“I grew up with a lot of music around me. My mom played piano and my dad is a huge music fan,” Ryan tells Country Weekly. Suffering from asthma and allergies as a child meant spending more time inside—where he had access to his father’s immense collection of vinyl, 8-tracks and, eventually, CDs. “One of my first memories is my dad putting on a Guy Clark record and hearing ‘Texas, 1947’ or ‘Nickel for the Fiddler,’ all these great songs,” he recalls. His dad also exposed him to artists like Jackson Browne, The Band, Bob Dylan and Radney Foster, all artists Ryan still admires and studies. “I think listening to that stuff, I was like a sponge. It just soaked in.”
Writing may come relatively easy for Ryan, but performing wasn’t a cinch. “I had taken a few guitar lessons one summer and the guy asked me if I’d open a show for him,” he remembers. “I bombed and I thought, ‘I’ll never do that again. I’ll never get on another stage.’ But you get back up on the horse and see if you can get better the next time.”

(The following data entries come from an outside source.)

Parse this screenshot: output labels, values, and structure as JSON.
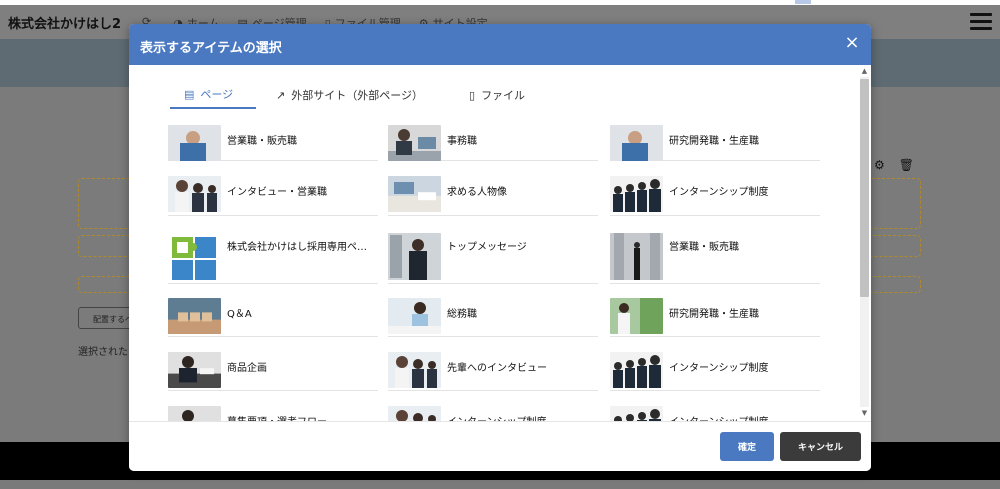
{
  "app": {
    "brand": "株式会社かけはし2",
    "nav": [
      {
        "icon": "refresh-icon",
        "glyph": "⟳",
        "label": ""
      },
      {
        "icon": "dashboard-icon",
        "glyph": "◕",
        "label": "ホーム"
      },
      {
        "icon": "page-icon",
        "glyph": "▤",
        "label": "ページ管理"
      },
      {
        "icon": "file-icon",
        "glyph": "▯",
        "label": "ファイル管理"
      },
      {
        "icon": "gear-icon",
        "glyph": "⚙",
        "label": "サイト設定"
      }
    ],
    "bg_button": "配置するペ",
    "bg_text": "選択された"
  },
  "modal": {
    "title": "表示するアイテムの選択",
    "close": "×",
    "tabs": [
      {
        "icon": "page-icon",
        "glyph": "▤",
        "label": "ページ",
        "active": true
      },
      {
        "icon": "external-link-icon",
        "glyph": "↗",
        "label": "外部サイト（外部ページ）",
        "active": false
      },
      {
        "icon": "file-icon",
        "glyph": "▯",
        "label": "ファイル",
        "active": false
      }
    ],
    "items": [
      {
        "label": "営業職・販売職",
        "thumb": "worker"
      },
      {
        "label": "事務職",
        "thumb": "office"
      },
      {
        "label": "研究開発職・生産職",
        "thumb": "worker"
      },
      {
        "label": "インタビュー・営業職",
        "thumb": "team"
      },
      {
        "label": "求める人物像",
        "thumb": "desk"
      },
      {
        "label": "インターンシップ制度",
        "thumb": "line"
      },
      {
        "label": "株式会社かけはし採用専用ペ…",
        "thumb": "puzzle"
      },
      {
        "label": "トップメッセージ",
        "thumb": "exec"
      },
      {
        "label": "営業職・販売職",
        "thumb": "city"
      },
      {
        "label": "Q＆A",
        "thumb": "blocks"
      },
      {
        "label": "総務職",
        "thumb": "lady"
      },
      {
        "label": "研究開発職・生産職",
        "thumb": "green"
      },
      {
        "label": "商品企画",
        "thumb": "desk2"
      },
      {
        "label": "先輩へのインタビュー",
        "thumb": "team"
      },
      {
        "label": "インターンシップ制度",
        "thumb": "line"
      },
      {
        "label": "募集要項・選考フロー",
        "thumb": "desk2"
      },
      {
        "label": "インターンシップ制度",
        "thumb": "team"
      },
      {
        "label": "インターンシップ制度",
        "thumb": "line"
      }
    ],
    "ok_label": "確定",
    "cancel_label": "キャンセル"
  }
}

And that’s what he’s been doing. From Under the Neons to its follow-up, 2011’s Constant, Ryan continues to challenge himself, both as a songwriter and a singer. “The cool thing for me is when I listen back or hear one of my songs on the radio. I’m like, ‘Man, I’ve gotten better,’” he says. “I’m really opening up and getting confident in what I’m doing.” That developing confidence is evident on Constant, where his thoughtful, introspective and extremely well-crafted lyrics, combined with an authentically gritty and soulful vocal, lend themselves to a wide and diverse range of songs. From the tenderly lonesome heartbreak ballad “How About You” to the kiss-off rocker “Hate” to the romantic Wade Bowen co-write “One More Song,” Constant is an impressive sampling of all that Ryan is capable of—as well as an intriguing teaser for what is to come.

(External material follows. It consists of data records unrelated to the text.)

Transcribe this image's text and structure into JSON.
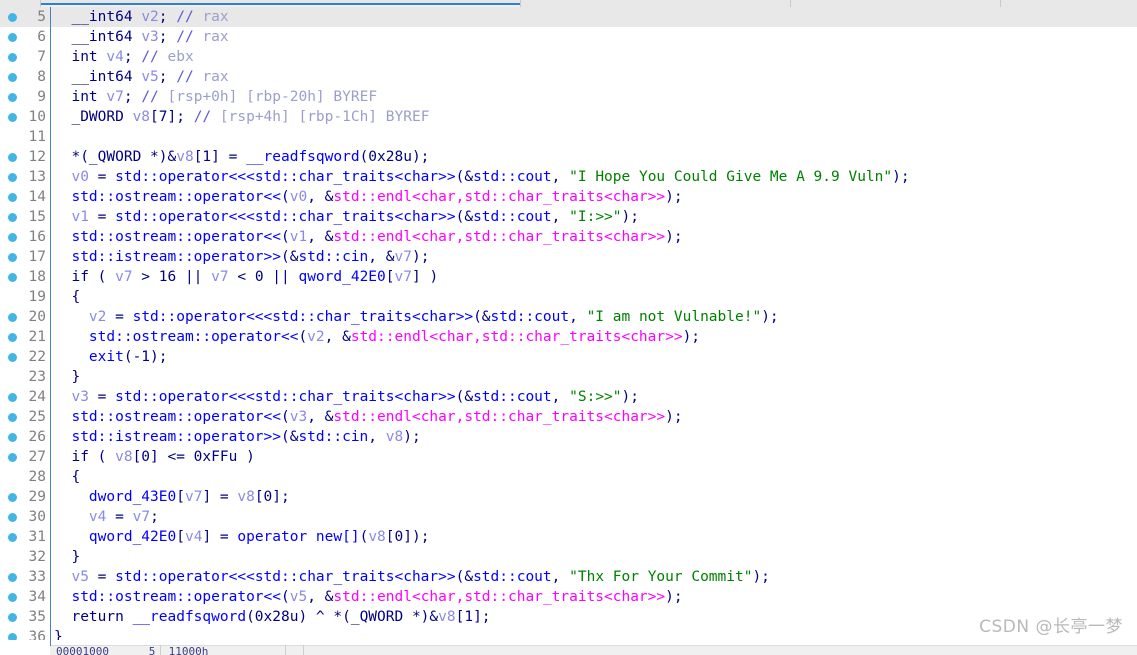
{
  "app": {
    "name": "IDA Pro Hex-Rays Pseudocode View",
    "watermark": "CSDN @长亭一梦"
  },
  "tabstrip": {
    "active_tab_accent": "#2f7fd1",
    "background": "#e7e7e7"
  },
  "theme": {
    "background": "#ffffff",
    "current_line_highlight": "#e8e8e8",
    "gutter_rule": "#4a7fc1",
    "breakpoint_dot": "#41b6e6",
    "line_number": "#808080",
    "keyword": "#000080",
    "variable": "#8a8ae6",
    "function": "#0000ff",
    "string": "#008000",
    "comment_marker": "#5a5ad0",
    "comment_body": "#9aa0c8",
    "magenta_symbol": "#ff00ff"
  },
  "statusbar": {
    "hex_ghost": "00001000      5  11000h"
  },
  "code": {
    "first_visible_line": 5,
    "current_line": 5,
    "lines": [
      {
        "n": 5,
        "bp": true,
        "current": true,
        "tokens": [
          {
            "t": "kw",
            "v": "  __int64 "
          },
          {
            "t": "var",
            "v": "v2"
          },
          {
            "t": "kw",
            "v": "; "
          },
          {
            "t": "cmtm",
            "v": "// "
          },
          {
            "t": "cmt",
            "v": "rax"
          }
        ]
      },
      {
        "n": 6,
        "bp": true,
        "current": false,
        "tokens": [
          {
            "t": "kw",
            "v": "  __int64 "
          },
          {
            "t": "var",
            "v": "v3"
          },
          {
            "t": "kw",
            "v": "; "
          },
          {
            "t": "cmtm",
            "v": "// "
          },
          {
            "t": "cmt",
            "v": "rax"
          }
        ]
      },
      {
        "n": 7,
        "bp": true,
        "current": false,
        "tokens": [
          {
            "t": "kw",
            "v": "  int "
          },
          {
            "t": "var",
            "v": "v4"
          },
          {
            "t": "kw",
            "v": "; "
          },
          {
            "t": "cmtm",
            "v": "// "
          },
          {
            "t": "cmt",
            "v": "ebx"
          }
        ]
      },
      {
        "n": 8,
        "bp": true,
        "current": false,
        "tokens": [
          {
            "t": "kw",
            "v": "  __int64 "
          },
          {
            "t": "var",
            "v": "v5"
          },
          {
            "t": "kw",
            "v": "; "
          },
          {
            "t": "cmtm",
            "v": "// "
          },
          {
            "t": "cmt",
            "v": "rax"
          }
        ]
      },
      {
        "n": 9,
        "bp": true,
        "current": false,
        "tokens": [
          {
            "t": "kw",
            "v": "  int "
          },
          {
            "t": "var",
            "v": "v7"
          },
          {
            "t": "kw",
            "v": "; "
          },
          {
            "t": "cmtm",
            "v": "// "
          },
          {
            "t": "cmt",
            "v": "[rsp+0h] [rbp-20h] BYREF"
          }
        ]
      },
      {
        "n": 10,
        "bp": true,
        "current": false,
        "tokens": [
          {
            "t": "kw",
            "v": "  _DWORD "
          },
          {
            "t": "var",
            "v": "v8"
          },
          {
            "t": "kw",
            "v": "[7]; "
          },
          {
            "t": "cmtm",
            "v": "// "
          },
          {
            "t": "cmt",
            "v": "[rsp+4h] [rbp-1Ch] BYREF"
          }
        ]
      },
      {
        "n": 11,
        "bp": false,
        "current": false,
        "tokens": []
      },
      {
        "n": 12,
        "bp": true,
        "current": false,
        "tokens": [
          {
            "t": "kw",
            "v": "  *(_QWORD *)&"
          },
          {
            "t": "var",
            "v": "v8"
          },
          {
            "t": "kw",
            "v": "[1] = "
          },
          {
            "t": "fn",
            "v": "__readfsqword"
          },
          {
            "t": "kw",
            "v": "(0x28u);"
          }
        ]
      },
      {
        "n": 13,
        "bp": true,
        "current": false,
        "tokens": [
          {
            "t": "kw",
            "v": "  "
          },
          {
            "t": "var",
            "v": "v0"
          },
          {
            "t": "kw",
            "v": " = "
          },
          {
            "t": "fn",
            "v": "std::operator<<<std::char_traits<char>>"
          },
          {
            "t": "kw",
            "v": "(&"
          },
          {
            "t": "fn",
            "v": "std::cout"
          },
          {
            "t": "kw",
            "v": ", "
          },
          {
            "t": "str",
            "v": "\"I Hope You Could Give Me A 9.9 Vuln\""
          },
          {
            "t": "kw",
            "v": ");"
          }
        ]
      },
      {
        "n": 14,
        "bp": true,
        "current": false,
        "tokens": [
          {
            "t": "kw",
            "v": "  "
          },
          {
            "t": "fn",
            "v": "std::ostream::operator<<"
          },
          {
            "t": "kw",
            "v": "("
          },
          {
            "t": "var",
            "v": "v0"
          },
          {
            "t": "kw",
            "v": ", &"
          },
          {
            "t": "mag",
            "v": "std::endl<char,std::char_traits<char>>"
          },
          {
            "t": "kw",
            "v": ");"
          }
        ]
      },
      {
        "n": 15,
        "bp": true,
        "current": false,
        "tokens": [
          {
            "t": "kw",
            "v": "  "
          },
          {
            "t": "var",
            "v": "v1"
          },
          {
            "t": "kw",
            "v": " = "
          },
          {
            "t": "fn",
            "v": "std::operator<<<std::char_traits<char>>"
          },
          {
            "t": "kw",
            "v": "(&"
          },
          {
            "t": "fn",
            "v": "std::cout"
          },
          {
            "t": "kw",
            "v": ", "
          },
          {
            "t": "str",
            "v": "\"I:>>\""
          },
          {
            "t": "kw",
            "v": ");"
          }
        ]
      },
      {
        "n": 16,
        "bp": true,
        "current": false,
        "tokens": [
          {
            "t": "kw",
            "v": "  "
          },
          {
            "t": "fn",
            "v": "std::ostream::operator<<"
          },
          {
            "t": "kw",
            "v": "("
          },
          {
            "t": "var",
            "v": "v1"
          },
          {
            "t": "kw",
            "v": ", &"
          },
          {
            "t": "mag",
            "v": "std::endl<char,std::char_traits<char>>"
          },
          {
            "t": "kw",
            "v": ");"
          }
        ]
      },
      {
        "n": 17,
        "bp": true,
        "current": false,
        "tokens": [
          {
            "t": "kw",
            "v": "  "
          },
          {
            "t": "fn",
            "v": "std::istream::operator>>"
          },
          {
            "t": "kw",
            "v": "(&"
          },
          {
            "t": "fn",
            "v": "std::cin"
          },
          {
            "t": "kw",
            "v": ", &"
          },
          {
            "t": "var",
            "v": "v7"
          },
          {
            "t": "kw",
            "v": ");"
          }
        ]
      },
      {
        "n": 18,
        "bp": true,
        "current": false,
        "tokens": [
          {
            "t": "kw",
            "v": "  if ( "
          },
          {
            "t": "var",
            "v": "v7"
          },
          {
            "t": "kw",
            "v": " > 16 || "
          },
          {
            "t": "var",
            "v": "v7"
          },
          {
            "t": "kw",
            "v": " < 0 || "
          },
          {
            "t": "fn",
            "v": "qword_42E0"
          },
          {
            "t": "kw",
            "v": "["
          },
          {
            "t": "var",
            "v": "v7"
          },
          {
            "t": "kw",
            "v": "] )"
          }
        ]
      },
      {
        "n": 19,
        "bp": false,
        "current": false,
        "tokens": [
          {
            "t": "kw",
            "v": "  {"
          }
        ]
      },
      {
        "n": 20,
        "bp": true,
        "current": false,
        "tokens": [
          {
            "t": "kw",
            "v": "    "
          },
          {
            "t": "var",
            "v": "v2"
          },
          {
            "t": "kw",
            "v": " = "
          },
          {
            "t": "fn",
            "v": "std::operator<<<std::char_traits<char>>"
          },
          {
            "t": "kw",
            "v": "(&"
          },
          {
            "t": "fn",
            "v": "std::cout"
          },
          {
            "t": "kw",
            "v": ", "
          },
          {
            "t": "str",
            "v": "\"I am not Vulnable!\""
          },
          {
            "t": "kw",
            "v": ");"
          }
        ]
      },
      {
        "n": 21,
        "bp": true,
        "current": false,
        "tokens": [
          {
            "t": "kw",
            "v": "    "
          },
          {
            "t": "fn",
            "v": "std::ostream::operator<<"
          },
          {
            "t": "kw",
            "v": "("
          },
          {
            "t": "var",
            "v": "v2"
          },
          {
            "t": "kw",
            "v": ", &"
          },
          {
            "t": "mag",
            "v": "std::endl<char,std::char_traits<char>>"
          },
          {
            "t": "kw",
            "v": ");"
          }
        ]
      },
      {
        "n": 22,
        "bp": true,
        "current": false,
        "tokens": [
          {
            "t": "kw",
            "v": "    "
          },
          {
            "t": "fn",
            "v": "exit"
          },
          {
            "t": "kw",
            "v": "(-1);"
          }
        ]
      },
      {
        "n": 23,
        "bp": false,
        "current": false,
        "tokens": [
          {
            "t": "kw",
            "v": "  }"
          }
        ]
      },
      {
        "n": 24,
        "bp": true,
        "current": false,
        "tokens": [
          {
            "t": "kw",
            "v": "  "
          },
          {
            "t": "var",
            "v": "v3"
          },
          {
            "t": "kw",
            "v": " = "
          },
          {
            "t": "fn",
            "v": "std::operator<<<std::char_traits<char>>"
          },
          {
            "t": "kw",
            "v": "(&"
          },
          {
            "t": "fn",
            "v": "std::cout"
          },
          {
            "t": "kw",
            "v": ", "
          },
          {
            "t": "str",
            "v": "\"S:>>\""
          },
          {
            "t": "kw",
            "v": ");"
          }
        ]
      },
      {
        "n": 25,
        "bp": true,
        "current": false,
        "tokens": [
          {
            "t": "kw",
            "v": "  "
          },
          {
            "t": "fn",
            "v": "std::ostream::operator<<"
          },
          {
            "t": "kw",
            "v": "("
          },
          {
            "t": "var",
            "v": "v3"
          },
          {
            "t": "kw",
            "v": ", &"
          },
          {
            "t": "mag",
            "v": "std::endl<char,std::char_traits<char>>"
          },
          {
            "t": "kw",
            "v": ");"
          }
        ]
      },
      {
        "n": 26,
        "bp": true,
        "current": false,
        "tokens": [
          {
            "t": "kw",
            "v": "  "
          },
          {
            "t": "fn",
            "v": "std::istream::operator>>"
          },
          {
            "t": "kw",
            "v": "(&"
          },
          {
            "t": "fn",
            "v": "std::cin"
          },
          {
            "t": "kw",
            "v": ", "
          },
          {
            "t": "var",
            "v": "v8"
          },
          {
            "t": "kw",
            "v": ");"
          }
        ]
      },
      {
        "n": 27,
        "bp": true,
        "current": false,
        "tokens": [
          {
            "t": "kw",
            "v": "  if ( "
          },
          {
            "t": "var",
            "v": "v8"
          },
          {
            "t": "kw",
            "v": "[0] <= 0xFFu )"
          }
        ]
      },
      {
        "n": 28,
        "bp": false,
        "current": false,
        "tokens": [
          {
            "t": "kw",
            "v": "  {"
          }
        ]
      },
      {
        "n": 29,
        "bp": true,
        "current": false,
        "tokens": [
          {
            "t": "kw",
            "v": "    "
          },
          {
            "t": "fn",
            "v": "dword_43E0"
          },
          {
            "t": "kw",
            "v": "["
          },
          {
            "t": "var",
            "v": "v7"
          },
          {
            "t": "kw",
            "v": "] = "
          },
          {
            "t": "var",
            "v": "v8"
          },
          {
            "t": "kw",
            "v": "[0];"
          }
        ]
      },
      {
        "n": 30,
        "bp": true,
        "current": false,
        "tokens": [
          {
            "t": "kw",
            "v": "    "
          },
          {
            "t": "var",
            "v": "v4"
          },
          {
            "t": "kw",
            "v": " = "
          },
          {
            "t": "var",
            "v": "v7"
          },
          {
            "t": "kw",
            "v": ";"
          }
        ]
      },
      {
        "n": 31,
        "bp": true,
        "current": false,
        "tokens": [
          {
            "t": "kw",
            "v": "    "
          },
          {
            "t": "fn",
            "v": "qword_42E0"
          },
          {
            "t": "kw",
            "v": "["
          },
          {
            "t": "var",
            "v": "v4"
          },
          {
            "t": "kw",
            "v": "] = "
          },
          {
            "t": "fn",
            "v": "operator new[]"
          },
          {
            "t": "kw",
            "v": "("
          },
          {
            "t": "var",
            "v": "v8"
          },
          {
            "t": "kw",
            "v": "[0]);"
          }
        ]
      },
      {
        "n": 32,
        "bp": false,
        "current": false,
        "tokens": [
          {
            "t": "kw",
            "v": "  }"
          }
        ]
      },
      {
        "n": 33,
        "bp": true,
        "current": false,
        "tokens": [
          {
            "t": "kw",
            "v": "  "
          },
          {
            "t": "var",
            "v": "v5"
          },
          {
            "t": "kw",
            "v": " = "
          },
          {
            "t": "fn",
            "v": "std::operator<<<std::char_traits<char>>"
          },
          {
            "t": "kw",
            "v": "(&"
          },
          {
            "t": "fn",
            "v": "std::cout"
          },
          {
            "t": "kw",
            "v": ", "
          },
          {
            "t": "str",
            "v": "\"Thx For Your Commit\""
          },
          {
            "t": "kw",
            "v": ");"
          }
        ]
      },
      {
        "n": 34,
        "bp": true,
        "current": false,
        "tokens": [
          {
            "t": "kw",
            "v": "  "
          },
          {
            "t": "fn",
            "v": "std::ostream::operator<<"
          },
          {
            "t": "kw",
            "v": "("
          },
          {
            "t": "var",
            "v": "v5"
          },
          {
            "t": "kw",
            "v": ", &"
          },
          {
            "t": "mag",
            "v": "std::endl<char,std::char_traits<char>>"
          },
          {
            "t": "kw",
            "v": ");"
          }
        ]
      },
      {
        "n": 35,
        "bp": true,
        "current": false,
        "tokens": [
          {
            "t": "kw",
            "v": "  return "
          },
          {
            "t": "fn",
            "v": "__readfsqword"
          },
          {
            "t": "kw",
            "v": "(0x28u) ^ *(_QWORD *)&"
          },
          {
            "t": "var",
            "v": "v8"
          },
          {
            "t": "kw",
            "v": "[1];"
          }
        ]
      },
      {
        "n": 36,
        "bp": true,
        "current": false,
        "tokens": [
          {
            "t": "kw",
            "v": "}"
          }
        ]
      }
    ]
  }
}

Ryan already has his sights set on his third album. “To get to do a couple of albums has been great, and things have just gotten better,” he says. “I’m in Nashville a lot writing with great writers and meeting everybody. I think it’s just opening up the possibilities for the next project.” He’s also maintaining an intense tour schedule—yes, he did get back up onstage—throughout the southwestern United States. But he’s looking even further ahead.

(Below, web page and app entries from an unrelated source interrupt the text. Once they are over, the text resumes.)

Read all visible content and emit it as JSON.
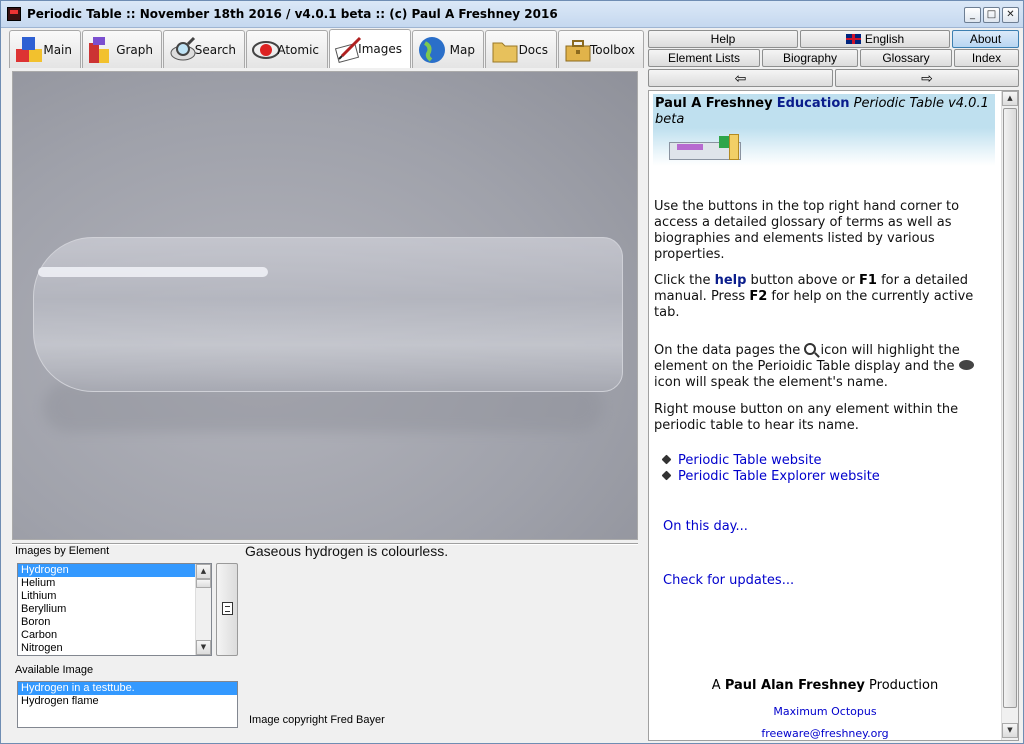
{
  "window": {
    "title": "Periodic Table :: November 18th 2016 / v4.0.1 beta :: (c) Paul A Freshney 2016",
    "controls": {
      "minimize": "_",
      "maximize": "□",
      "close": "✕"
    }
  },
  "tabs": [
    {
      "label": "Main",
      "icon": "cubes-icon",
      "active": false
    },
    {
      "label": "Graph",
      "icon": "graph-cubes-icon",
      "active": false
    },
    {
      "label": "Search",
      "icon": "magnifier-icon",
      "active": false
    },
    {
      "label": "Atomic",
      "icon": "atom-icon",
      "active": false
    },
    {
      "label": "Images",
      "icon": "image-pen-icon",
      "active": true
    },
    {
      "label": "Map",
      "icon": "globe-icon",
      "active": false
    },
    {
      "label": "Docs",
      "icon": "folder-icon",
      "active": false
    },
    {
      "label": "Toolbox",
      "icon": "toolbox-icon",
      "active": false
    }
  ],
  "left": {
    "images_by_element_label": "Images by Element",
    "elements": [
      "Hydrogen",
      "Helium",
      "Lithium",
      "Beryllium",
      "Boron",
      "Carbon",
      "Nitrogen"
    ],
    "selected_element": "Hydrogen",
    "available_image_label": "Available Image",
    "images": [
      "Hydrogen in a testtube.",
      "Hydrogen flame"
    ],
    "selected_image": "Hydrogen in a testtube.",
    "caption": "Gaseous hydrogen is colourless.",
    "copyright": "Image copyright Fred Bayer"
  },
  "nav": {
    "help": "Help",
    "english": "English",
    "about": "About",
    "element_lists": "Element Lists",
    "biography": "Biography",
    "glossary": "Glossary",
    "index": "Index",
    "back": "⇦",
    "forward": "⇨"
  },
  "info": {
    "header_name": "Paul A Freshney",
    "header_edu": "Education",
    "header_product": "Periodic Table v4.0.1 beta",
    "p1": "Use the buttons in the top right hand corner to access a detailed glossary of terms as well as biographies and elements listed by various properties.",
    "p2_a": "Click the ",
    "p2_help": "help",
    "p2_b": " button above or ",
    "p2_f1": "F1",
    "p2_c": " for a detailed manual. Press ",
    "p2_f2": "F2",
    "p2_d": " for help on the currently active tab.",
    "p3_a": "On the data pages the ",
    "p3_b": " icon will highlight the element on the Perioidic Table display and the ",
    "p3_c": " icon will speak the element's name.",
    "p4": "Right mouse button on any element within the periodic table to hear its name.",
    "link1": "Periodic Table website",
    "link2": "Periodic Table Explorer website",
    "link3": "On this day...",
    "link4": "Check for updates...",
    "footer_a": "A ",
    "footer_name": "Paul Alan Freshney",
    "footer_b": " Production",
    "footer_octopus": "Maximum Octopus",
    "footer_email": "freeware@freshney.org"
  }
}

“As a writer and artist, you have to progress.” He pauses before he goes on to say, “I guess you don’t have to, but for a guy like me I’ve never been good at staying in one place. Complacency scares me. I think you’ve got to keep pushing because that’s when all the amazing stuff happens.”